4. Armand Gamache from Louise Penny’s Chief Inspector Gamache series.  I shouldn’t like these mystery novels.  They’re almost too close to cozies and I like a little more grit in my crime novels. And sometimes I hate how the characters have deep, spiritual conversations just by looking each other in the eye across a crowded room.  But I do loves me the Armand Gamache and have been moved to tears once or twice (per book) by some of those intimate, spiritual glances.

5. Boy from Boy, Snow, Bird by Helen Oyeyemi.  I just started reading this last night and devoured page after page on the treadmill this morning (because working out isn’t really working out unless you can read while doing so).  I am captivated by Boy’s voice and the slight disorientation as she – and we – find our way in the first pages.

6. Ari and Dante from Aristotle and Dante Discover the Secrets of the Universe by Benjamin Alire Saenz.  This is a gorgeous, gorgeous book about love, friendship, growing up.  The writing is pure and perfect.  The characters are indelible.  (And I cried a bunch.) Go read it right now.

7. Everyone in Melanie Rawn’s Dragon Prince and Dragon Star series.  Ari and Dante reminded me about other characters that have made me weep.  I’m not talking elegant misty eyes, either – I’m talking about full on, whole body sobs.  Like Melanie Rawn’s books, which I devoured several times over when I was a teenager.  Have these books stood the test of time?  Would late 30s Julie swoon over Rohan and his friends like 17-year-old Julie did?  Give me a nice, long winter break and let’s find out.

8. Citoyen “City” Coldson in Long Division by Kiese Laymon.  This is a cool book.  It’s actually two intertwined stories, held together by the dazzling voice of City Coldson.  There’s time travel, social media, race and racism, Hurricane Katrina and the Freedom Summer.  It’s the kind of book that sticks with you long after you finish it.

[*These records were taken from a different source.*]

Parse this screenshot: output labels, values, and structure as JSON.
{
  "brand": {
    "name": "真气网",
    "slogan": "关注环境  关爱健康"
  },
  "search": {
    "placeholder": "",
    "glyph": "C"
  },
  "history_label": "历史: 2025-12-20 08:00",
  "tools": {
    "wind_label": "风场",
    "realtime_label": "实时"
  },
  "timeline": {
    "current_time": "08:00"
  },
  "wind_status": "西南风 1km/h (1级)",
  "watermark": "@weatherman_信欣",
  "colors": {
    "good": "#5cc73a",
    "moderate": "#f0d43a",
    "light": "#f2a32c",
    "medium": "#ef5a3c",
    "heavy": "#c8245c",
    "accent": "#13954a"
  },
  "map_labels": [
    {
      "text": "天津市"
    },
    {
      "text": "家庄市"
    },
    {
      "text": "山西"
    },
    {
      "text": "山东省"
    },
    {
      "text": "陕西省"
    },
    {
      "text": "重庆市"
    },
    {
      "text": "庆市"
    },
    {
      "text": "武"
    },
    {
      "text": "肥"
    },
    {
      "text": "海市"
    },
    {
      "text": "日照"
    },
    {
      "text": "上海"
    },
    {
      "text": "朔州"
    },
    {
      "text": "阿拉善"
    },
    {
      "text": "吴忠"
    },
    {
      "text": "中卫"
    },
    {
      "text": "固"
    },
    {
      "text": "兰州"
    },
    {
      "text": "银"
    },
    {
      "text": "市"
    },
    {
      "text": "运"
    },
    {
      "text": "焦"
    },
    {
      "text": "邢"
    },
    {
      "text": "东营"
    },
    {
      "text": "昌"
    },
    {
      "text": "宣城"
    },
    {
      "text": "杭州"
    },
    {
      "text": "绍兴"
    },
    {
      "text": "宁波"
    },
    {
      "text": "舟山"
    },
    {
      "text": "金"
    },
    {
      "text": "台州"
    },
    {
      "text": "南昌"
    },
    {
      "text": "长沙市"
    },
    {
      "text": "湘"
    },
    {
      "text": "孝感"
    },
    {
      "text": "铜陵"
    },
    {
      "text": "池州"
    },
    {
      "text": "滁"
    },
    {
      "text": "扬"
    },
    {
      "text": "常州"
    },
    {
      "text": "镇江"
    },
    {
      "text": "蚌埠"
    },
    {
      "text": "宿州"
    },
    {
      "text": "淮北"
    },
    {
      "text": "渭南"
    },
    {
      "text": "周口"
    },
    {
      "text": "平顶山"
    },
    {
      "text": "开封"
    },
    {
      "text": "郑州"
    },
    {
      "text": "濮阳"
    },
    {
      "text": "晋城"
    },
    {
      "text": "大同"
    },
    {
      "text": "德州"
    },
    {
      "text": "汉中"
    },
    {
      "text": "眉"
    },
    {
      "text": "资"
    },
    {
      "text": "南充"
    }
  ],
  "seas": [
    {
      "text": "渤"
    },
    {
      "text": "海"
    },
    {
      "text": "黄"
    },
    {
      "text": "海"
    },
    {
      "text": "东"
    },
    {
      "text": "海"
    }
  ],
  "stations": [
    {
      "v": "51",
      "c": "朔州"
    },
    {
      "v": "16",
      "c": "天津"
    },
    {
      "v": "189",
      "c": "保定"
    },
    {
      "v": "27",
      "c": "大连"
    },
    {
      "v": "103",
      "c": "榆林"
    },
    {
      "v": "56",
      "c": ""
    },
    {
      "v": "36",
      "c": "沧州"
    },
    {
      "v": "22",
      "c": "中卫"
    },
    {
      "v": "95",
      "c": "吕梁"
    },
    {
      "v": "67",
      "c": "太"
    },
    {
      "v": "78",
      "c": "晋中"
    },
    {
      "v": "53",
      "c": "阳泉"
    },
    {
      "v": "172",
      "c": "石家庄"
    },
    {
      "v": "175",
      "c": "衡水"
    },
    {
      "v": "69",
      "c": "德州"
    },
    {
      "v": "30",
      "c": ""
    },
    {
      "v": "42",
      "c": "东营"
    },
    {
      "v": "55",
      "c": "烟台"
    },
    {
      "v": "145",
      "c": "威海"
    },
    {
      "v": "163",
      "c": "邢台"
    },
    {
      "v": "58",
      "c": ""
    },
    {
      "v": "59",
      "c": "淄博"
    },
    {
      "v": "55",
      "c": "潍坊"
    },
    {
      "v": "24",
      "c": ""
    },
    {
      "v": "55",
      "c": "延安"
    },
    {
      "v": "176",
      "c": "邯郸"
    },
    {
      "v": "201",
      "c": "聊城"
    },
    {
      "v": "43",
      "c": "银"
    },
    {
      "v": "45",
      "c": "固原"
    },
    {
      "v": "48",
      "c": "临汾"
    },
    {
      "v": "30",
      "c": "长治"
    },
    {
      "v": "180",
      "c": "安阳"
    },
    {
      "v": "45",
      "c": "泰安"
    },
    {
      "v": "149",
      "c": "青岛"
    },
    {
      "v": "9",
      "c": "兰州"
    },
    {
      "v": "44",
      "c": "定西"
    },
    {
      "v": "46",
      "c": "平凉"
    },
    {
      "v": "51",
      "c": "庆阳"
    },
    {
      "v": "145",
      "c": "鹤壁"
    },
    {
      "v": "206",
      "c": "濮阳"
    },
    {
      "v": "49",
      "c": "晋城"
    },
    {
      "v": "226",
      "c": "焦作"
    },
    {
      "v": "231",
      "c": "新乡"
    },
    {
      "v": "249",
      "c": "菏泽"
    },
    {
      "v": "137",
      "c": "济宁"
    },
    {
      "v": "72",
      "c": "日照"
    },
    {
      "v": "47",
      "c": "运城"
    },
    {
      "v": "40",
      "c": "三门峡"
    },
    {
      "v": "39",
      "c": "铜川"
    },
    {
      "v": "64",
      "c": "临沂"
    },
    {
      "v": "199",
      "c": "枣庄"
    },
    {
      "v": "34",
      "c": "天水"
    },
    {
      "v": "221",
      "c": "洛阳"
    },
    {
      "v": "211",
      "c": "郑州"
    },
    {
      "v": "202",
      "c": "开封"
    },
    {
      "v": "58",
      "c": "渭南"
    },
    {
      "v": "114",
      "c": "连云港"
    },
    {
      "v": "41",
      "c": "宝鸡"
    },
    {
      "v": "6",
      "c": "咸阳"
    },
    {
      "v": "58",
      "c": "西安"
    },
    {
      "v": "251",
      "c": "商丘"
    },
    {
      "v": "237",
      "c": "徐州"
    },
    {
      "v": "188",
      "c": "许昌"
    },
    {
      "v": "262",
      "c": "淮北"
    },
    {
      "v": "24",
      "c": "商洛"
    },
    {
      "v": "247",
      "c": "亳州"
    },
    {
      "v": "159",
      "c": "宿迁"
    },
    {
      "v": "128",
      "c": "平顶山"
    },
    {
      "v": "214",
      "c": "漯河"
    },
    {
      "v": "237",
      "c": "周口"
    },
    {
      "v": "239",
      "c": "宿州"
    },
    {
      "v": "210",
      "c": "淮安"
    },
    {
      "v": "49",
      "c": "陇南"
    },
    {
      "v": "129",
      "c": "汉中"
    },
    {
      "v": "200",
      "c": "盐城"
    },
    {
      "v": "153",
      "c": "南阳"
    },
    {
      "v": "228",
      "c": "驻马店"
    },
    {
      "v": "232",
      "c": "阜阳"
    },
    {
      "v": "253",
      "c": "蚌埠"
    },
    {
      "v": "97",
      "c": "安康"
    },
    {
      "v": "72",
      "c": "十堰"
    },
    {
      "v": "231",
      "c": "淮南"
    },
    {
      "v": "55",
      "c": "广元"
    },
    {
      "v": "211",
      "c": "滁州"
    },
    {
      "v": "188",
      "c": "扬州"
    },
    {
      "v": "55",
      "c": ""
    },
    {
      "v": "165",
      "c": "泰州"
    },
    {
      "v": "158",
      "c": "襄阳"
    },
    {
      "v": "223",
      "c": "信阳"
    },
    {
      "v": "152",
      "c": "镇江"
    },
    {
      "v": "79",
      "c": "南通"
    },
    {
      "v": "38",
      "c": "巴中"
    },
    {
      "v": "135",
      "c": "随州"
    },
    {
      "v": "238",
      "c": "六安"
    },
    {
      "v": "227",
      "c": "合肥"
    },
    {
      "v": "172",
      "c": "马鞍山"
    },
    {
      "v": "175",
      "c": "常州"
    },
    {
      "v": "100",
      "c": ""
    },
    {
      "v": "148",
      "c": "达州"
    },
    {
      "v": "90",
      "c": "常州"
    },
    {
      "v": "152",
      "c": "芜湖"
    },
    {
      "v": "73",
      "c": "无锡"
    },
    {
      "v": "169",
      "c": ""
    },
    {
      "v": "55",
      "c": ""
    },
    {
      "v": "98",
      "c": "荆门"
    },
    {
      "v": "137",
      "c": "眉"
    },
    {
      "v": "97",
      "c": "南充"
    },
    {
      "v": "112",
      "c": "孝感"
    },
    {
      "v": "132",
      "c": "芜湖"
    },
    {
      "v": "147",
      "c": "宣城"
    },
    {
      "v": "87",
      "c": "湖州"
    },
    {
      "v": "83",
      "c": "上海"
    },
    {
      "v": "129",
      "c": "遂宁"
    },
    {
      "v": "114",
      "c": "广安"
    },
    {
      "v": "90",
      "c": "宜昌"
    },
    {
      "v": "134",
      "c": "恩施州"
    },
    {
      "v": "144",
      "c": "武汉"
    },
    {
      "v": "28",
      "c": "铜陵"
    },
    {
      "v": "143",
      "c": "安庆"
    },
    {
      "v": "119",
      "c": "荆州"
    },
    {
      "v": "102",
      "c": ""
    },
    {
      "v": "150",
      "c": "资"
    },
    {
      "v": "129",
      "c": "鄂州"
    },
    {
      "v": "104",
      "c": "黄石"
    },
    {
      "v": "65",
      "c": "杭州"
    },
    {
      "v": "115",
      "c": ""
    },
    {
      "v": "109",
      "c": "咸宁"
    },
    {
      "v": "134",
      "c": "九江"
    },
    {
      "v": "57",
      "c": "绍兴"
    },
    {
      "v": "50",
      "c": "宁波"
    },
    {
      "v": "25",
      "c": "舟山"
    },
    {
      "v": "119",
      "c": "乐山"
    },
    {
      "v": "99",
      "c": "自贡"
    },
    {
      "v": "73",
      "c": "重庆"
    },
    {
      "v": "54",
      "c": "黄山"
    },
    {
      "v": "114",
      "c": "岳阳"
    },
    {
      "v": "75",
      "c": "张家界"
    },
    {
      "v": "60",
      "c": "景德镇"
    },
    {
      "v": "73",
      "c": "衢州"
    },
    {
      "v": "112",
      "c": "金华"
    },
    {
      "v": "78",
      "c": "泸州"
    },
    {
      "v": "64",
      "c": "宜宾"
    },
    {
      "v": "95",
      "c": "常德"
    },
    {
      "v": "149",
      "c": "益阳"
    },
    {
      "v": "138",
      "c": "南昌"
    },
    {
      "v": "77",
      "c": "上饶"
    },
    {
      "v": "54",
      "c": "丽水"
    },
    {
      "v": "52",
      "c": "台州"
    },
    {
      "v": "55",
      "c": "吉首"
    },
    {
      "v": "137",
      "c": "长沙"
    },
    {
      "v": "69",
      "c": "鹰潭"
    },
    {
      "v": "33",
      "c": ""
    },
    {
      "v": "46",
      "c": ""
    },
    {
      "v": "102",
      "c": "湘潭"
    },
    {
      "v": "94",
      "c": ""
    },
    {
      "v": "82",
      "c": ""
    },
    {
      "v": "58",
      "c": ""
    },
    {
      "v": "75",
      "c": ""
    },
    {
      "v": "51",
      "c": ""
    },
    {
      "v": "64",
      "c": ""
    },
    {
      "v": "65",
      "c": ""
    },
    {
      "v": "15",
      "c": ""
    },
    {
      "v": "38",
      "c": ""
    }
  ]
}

9. Early Auden in Navigating Early by Clare Vanderpool. I discovered this book while browsing ebooks on Overdrive from my library. The story focuses on Jack Baker, who’s been sent to a New England boarding school following some family tragedies, and his friendship with the slightly odd Early Auden.  There’s boating, wilderness, mysteries and pirates. (Pirates!)

10. Ruth and Nao in Ruth Ozeki’s A Tale for the Time Being. Of all the books on this list, this one comes closer to my limited “character-driven novels = slow reads” formula.  The character of Ruth spends a lot of time thinking and reading, but she’s reading Nao’s diary, which traveled across an ocean to wash up on Ruth’s beach.  Ruth wonders what happened to Nao, especially after suspecting that the diary washed into the ocean following the Japanese tsunami.  It’s beautifully done.

Those are some of my favorite character-driven novels.  What are yours?  Join the discussion in the comments or on my Facebook page.